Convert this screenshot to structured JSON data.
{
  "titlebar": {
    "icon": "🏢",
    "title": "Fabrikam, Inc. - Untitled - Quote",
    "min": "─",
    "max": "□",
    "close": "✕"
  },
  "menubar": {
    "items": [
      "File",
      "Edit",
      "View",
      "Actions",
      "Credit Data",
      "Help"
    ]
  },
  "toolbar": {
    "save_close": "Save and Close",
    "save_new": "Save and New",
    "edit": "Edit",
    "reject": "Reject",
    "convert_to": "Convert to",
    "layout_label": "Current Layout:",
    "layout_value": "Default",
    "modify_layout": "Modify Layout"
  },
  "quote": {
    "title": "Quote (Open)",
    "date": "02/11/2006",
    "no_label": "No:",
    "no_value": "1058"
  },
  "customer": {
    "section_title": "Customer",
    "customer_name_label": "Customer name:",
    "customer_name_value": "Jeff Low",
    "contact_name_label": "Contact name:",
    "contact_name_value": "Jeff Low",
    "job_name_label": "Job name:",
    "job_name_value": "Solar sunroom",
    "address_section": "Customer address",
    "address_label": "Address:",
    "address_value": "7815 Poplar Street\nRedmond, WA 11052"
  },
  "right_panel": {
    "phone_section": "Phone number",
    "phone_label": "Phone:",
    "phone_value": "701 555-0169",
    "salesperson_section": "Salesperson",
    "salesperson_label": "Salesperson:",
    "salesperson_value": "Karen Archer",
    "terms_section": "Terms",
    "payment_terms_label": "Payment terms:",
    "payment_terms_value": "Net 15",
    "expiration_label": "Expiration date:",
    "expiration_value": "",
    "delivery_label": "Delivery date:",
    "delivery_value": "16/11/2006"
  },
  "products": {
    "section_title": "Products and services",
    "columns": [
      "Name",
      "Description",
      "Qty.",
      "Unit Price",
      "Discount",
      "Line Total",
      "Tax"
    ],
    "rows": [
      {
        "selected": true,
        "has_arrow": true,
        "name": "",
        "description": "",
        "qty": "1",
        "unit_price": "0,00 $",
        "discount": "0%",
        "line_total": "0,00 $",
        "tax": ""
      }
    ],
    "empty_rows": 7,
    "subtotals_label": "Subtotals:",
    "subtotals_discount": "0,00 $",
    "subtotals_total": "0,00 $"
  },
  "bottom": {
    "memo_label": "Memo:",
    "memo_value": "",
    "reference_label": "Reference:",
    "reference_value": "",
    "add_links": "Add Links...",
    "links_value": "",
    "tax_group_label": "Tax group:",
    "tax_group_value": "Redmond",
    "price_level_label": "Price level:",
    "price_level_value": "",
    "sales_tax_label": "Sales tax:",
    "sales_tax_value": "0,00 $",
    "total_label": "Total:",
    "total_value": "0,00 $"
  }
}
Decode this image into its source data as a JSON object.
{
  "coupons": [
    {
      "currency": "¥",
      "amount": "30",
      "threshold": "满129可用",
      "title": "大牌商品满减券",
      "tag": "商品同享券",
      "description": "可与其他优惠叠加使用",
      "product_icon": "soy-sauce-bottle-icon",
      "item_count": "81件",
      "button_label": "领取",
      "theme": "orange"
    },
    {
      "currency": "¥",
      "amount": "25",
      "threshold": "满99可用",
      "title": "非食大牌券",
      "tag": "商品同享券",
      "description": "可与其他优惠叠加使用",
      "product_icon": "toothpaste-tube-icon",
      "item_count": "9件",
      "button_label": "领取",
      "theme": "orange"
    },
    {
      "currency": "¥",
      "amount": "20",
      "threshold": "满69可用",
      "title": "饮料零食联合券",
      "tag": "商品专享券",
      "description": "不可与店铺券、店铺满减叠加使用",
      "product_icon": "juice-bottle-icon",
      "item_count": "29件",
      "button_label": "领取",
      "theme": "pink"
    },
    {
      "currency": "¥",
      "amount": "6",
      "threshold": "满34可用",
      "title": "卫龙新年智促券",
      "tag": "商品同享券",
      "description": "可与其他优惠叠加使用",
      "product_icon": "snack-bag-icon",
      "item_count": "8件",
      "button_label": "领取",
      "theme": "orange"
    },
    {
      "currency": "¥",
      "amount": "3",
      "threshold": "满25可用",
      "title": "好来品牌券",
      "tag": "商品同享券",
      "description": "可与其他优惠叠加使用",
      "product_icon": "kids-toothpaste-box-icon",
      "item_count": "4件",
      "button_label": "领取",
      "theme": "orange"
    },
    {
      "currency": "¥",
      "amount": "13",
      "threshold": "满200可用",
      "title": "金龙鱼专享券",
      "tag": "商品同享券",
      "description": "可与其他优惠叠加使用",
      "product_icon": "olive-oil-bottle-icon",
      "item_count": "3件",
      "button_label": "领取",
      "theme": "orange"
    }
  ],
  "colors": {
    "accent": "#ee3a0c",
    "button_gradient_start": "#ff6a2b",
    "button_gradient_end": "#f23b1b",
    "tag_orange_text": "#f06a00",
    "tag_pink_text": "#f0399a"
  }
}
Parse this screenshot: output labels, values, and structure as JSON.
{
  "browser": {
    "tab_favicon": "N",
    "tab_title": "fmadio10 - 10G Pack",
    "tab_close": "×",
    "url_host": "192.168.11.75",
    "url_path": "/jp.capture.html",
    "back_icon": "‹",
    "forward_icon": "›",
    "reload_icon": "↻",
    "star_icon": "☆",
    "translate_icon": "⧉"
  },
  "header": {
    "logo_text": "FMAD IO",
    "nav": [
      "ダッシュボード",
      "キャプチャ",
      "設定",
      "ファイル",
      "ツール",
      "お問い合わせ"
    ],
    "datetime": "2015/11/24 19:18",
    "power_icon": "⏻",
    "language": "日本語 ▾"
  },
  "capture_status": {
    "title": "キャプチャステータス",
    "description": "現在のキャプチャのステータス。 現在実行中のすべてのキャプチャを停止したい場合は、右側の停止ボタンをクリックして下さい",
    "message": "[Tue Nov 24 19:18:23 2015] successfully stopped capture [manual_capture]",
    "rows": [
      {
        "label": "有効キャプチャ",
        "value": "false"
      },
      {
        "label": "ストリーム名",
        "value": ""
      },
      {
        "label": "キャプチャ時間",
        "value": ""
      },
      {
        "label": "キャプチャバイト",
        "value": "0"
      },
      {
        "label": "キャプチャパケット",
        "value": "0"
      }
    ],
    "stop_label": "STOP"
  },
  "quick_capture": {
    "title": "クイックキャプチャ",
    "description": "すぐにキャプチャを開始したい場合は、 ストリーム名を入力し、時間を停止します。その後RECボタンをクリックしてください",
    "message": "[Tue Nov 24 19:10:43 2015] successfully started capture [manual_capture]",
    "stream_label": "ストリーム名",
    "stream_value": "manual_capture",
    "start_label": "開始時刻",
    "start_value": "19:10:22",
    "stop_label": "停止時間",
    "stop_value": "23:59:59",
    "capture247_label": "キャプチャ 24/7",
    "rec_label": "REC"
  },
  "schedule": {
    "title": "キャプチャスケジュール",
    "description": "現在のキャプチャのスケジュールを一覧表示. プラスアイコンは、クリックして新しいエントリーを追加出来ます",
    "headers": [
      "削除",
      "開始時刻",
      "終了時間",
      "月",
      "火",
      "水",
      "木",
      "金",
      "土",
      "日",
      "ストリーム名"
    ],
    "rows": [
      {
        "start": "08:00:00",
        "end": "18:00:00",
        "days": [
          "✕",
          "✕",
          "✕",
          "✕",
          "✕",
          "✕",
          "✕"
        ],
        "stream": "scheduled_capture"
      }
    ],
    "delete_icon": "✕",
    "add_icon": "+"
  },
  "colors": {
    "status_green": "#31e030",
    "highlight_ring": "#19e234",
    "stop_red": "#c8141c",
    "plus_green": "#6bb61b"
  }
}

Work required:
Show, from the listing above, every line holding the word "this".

Exercise output:
Convert this screenshot to structured JSON data.
Decode this image into its source data as a JSON object.
Parse this screenshot: output labels, values, and structure as JSON.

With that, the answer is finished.